Our household subscribes to the Wall Street Journal.  That's because my wife is a lifelong journalist and works in Communications, and if those aren't reasons enough, I enjoy reading newsprint at the breakfast table.  The NY Times and Washington Post live on my phone.  But the Journal not only has a distinct point of view, there's also the rich selection of articles on subjects that I didn't know I wanted to know about, until I turn the next page.

The above article is an interview with Allen Guelzo, director of the Civil War Era Studies Program at Gettysburg College.  Our nation today is divided.  That much is a given.  But the 1850s and 60s were worse, and according to at least one historian, we aren't on the brink of civil war.  Read it if you can get past the barricades.  And keep in mind that I found the historian's professorial calm to be reassuring.

But you aren't a genuine SF writer unless you can see the wrong inside a learned, well-reasoned argument.

There is a regional quality to today's pain, but no, it's not nearly as distinct as it was in 1860.  Trump and the Right have their neighborhoods and districts, and in some cases, full control of certain states.  For instance, Nebraska is decidedly Republican, save for parts of Omaha and Lincoln.  But it's difficult to imagine organized armies forming at any mutually agreed-upon border, wearing uniforms punched out--I assume--by Vietnamese garment makers.  No, the civil war that I'd write about is much more chaotic and silly, arbitrary and hard to control.

The succession of most of our slave states triggered the first civil war, and just as important, Lincoln's determination to stop this bullshit.

What would be a comparable ignition event for the 21st century?  If I was writing the novel, my guiding guess would involve the Federal Government being "captured" by the other side.  Left or Right, that choke hold would inflame passions and cause those on the outside to organize and arm themselves.  (If they don't have munition caches already.)

Actually, this sounds rather like the last ten years, doesn't it?

In that atmosphere, the next war might start with small sparks.

In the 1850s, congressmen battled with congressmen on the chamber floors.  That was something read about in newspapers, I assume.  But not seen by the nation.  What if we saw live feeds where Ted Cruz and Chuck Schumer traded body blows?  Think of the noise on Facebook.  Imagine a million family gatherings where the same caustic feelings were happy to bloom.

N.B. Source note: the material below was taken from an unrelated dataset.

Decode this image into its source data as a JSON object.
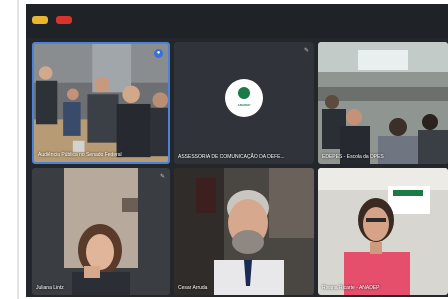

That story might be served best as bleak and small-scale black comedy.

Or the spark and subsequent firestorm might be enormous.  The Left is eager for the 2018 mid-terms.  But what if their opponents cooked the books, retaining control over every branch of government?  Even better, what if our ties with Putin became official and obvious?  There's a notion worth a full scenario.  The United States leaves NATO and signs a mutual-protection pact with Russia.  Ludicrous to imagine, sure.  But jump back twenty years and look at today.  What about our world doesn't look deeply peculiar?

So that's how the nation finally splits.  Cities against the farms.  The coasts against the interior.  Not armies marching, no.  But terrorists and malware and shutting down power plants and water, and chaos, and nobody holding any genuine authority.

Novels never write themselves.  A fact that has slowed down my production by a factor of a thousand.

But history does write itself, every moment, and let's hope our futures don't flow the easy route into anarchy.